Like primary mouse islets, MIN6 pseudoislets responded to the depolarization by 40 mm KCl and the resulting increase in the free cytosolic Ca(2+) concentration ([Ca(2+) ](i) ) with a massive increase in insulin secretion, whereas 15 mm KCl had little effect in spite of a clear increase in [Ca(2+) ](i) . Analysis of insulin-enhanced green fluorescent protein (EGFP)-labeled granules in MIN6 cells by total internal reflection fluorescence (TIRF) microscopy showed that 40 mm KCl increased the number of short-term resident granules (<1 second presence in the submembrane space), while the total granule number and the number of long-term resident granules decreased. The rates of granule arrival at and departure from the submembrane space changed in parallel and were two orders of magnitude higher than the release rates, suggesting a back-and-forth movement of the granules as the primary determinant of the submembrane granule number.

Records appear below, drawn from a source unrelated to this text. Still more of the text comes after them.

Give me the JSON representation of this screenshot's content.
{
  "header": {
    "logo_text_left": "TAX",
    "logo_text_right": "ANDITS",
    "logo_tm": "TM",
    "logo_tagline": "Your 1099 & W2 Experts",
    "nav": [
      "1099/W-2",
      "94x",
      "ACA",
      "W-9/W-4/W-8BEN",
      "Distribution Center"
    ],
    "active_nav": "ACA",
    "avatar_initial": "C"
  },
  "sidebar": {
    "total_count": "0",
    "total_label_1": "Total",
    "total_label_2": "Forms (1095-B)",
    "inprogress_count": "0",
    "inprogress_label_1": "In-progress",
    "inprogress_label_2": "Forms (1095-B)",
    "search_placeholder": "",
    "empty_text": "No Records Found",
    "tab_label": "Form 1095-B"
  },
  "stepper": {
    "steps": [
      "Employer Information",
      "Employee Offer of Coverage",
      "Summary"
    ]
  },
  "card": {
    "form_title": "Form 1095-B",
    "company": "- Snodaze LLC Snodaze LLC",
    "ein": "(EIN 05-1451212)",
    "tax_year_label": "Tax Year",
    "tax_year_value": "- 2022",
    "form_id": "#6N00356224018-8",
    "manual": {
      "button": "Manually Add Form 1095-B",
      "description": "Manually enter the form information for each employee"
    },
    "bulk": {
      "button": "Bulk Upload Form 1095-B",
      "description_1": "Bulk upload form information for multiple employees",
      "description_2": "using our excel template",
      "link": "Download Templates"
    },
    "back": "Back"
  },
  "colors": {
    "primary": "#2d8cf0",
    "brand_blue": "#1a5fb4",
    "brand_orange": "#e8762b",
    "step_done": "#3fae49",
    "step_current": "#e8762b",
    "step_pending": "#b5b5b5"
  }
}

The effect of 15 mm KCl resembled that of 40 mm but did not achieve significance. Both 15 and 40 mm KCl evoked a [Ca(2+) ](i) increase, which was antagonized by 10 µm nifedipine. Nifedipine also antagonized the effect on secretion and on granule number and mobility. In conclusion, during KCl depolarization L-type Ca(2+) channels seem to regulate two processes, insulin granule turnover in the submembrane space and granule exocytosis.
© 2011 John Wiley & Sons A/S.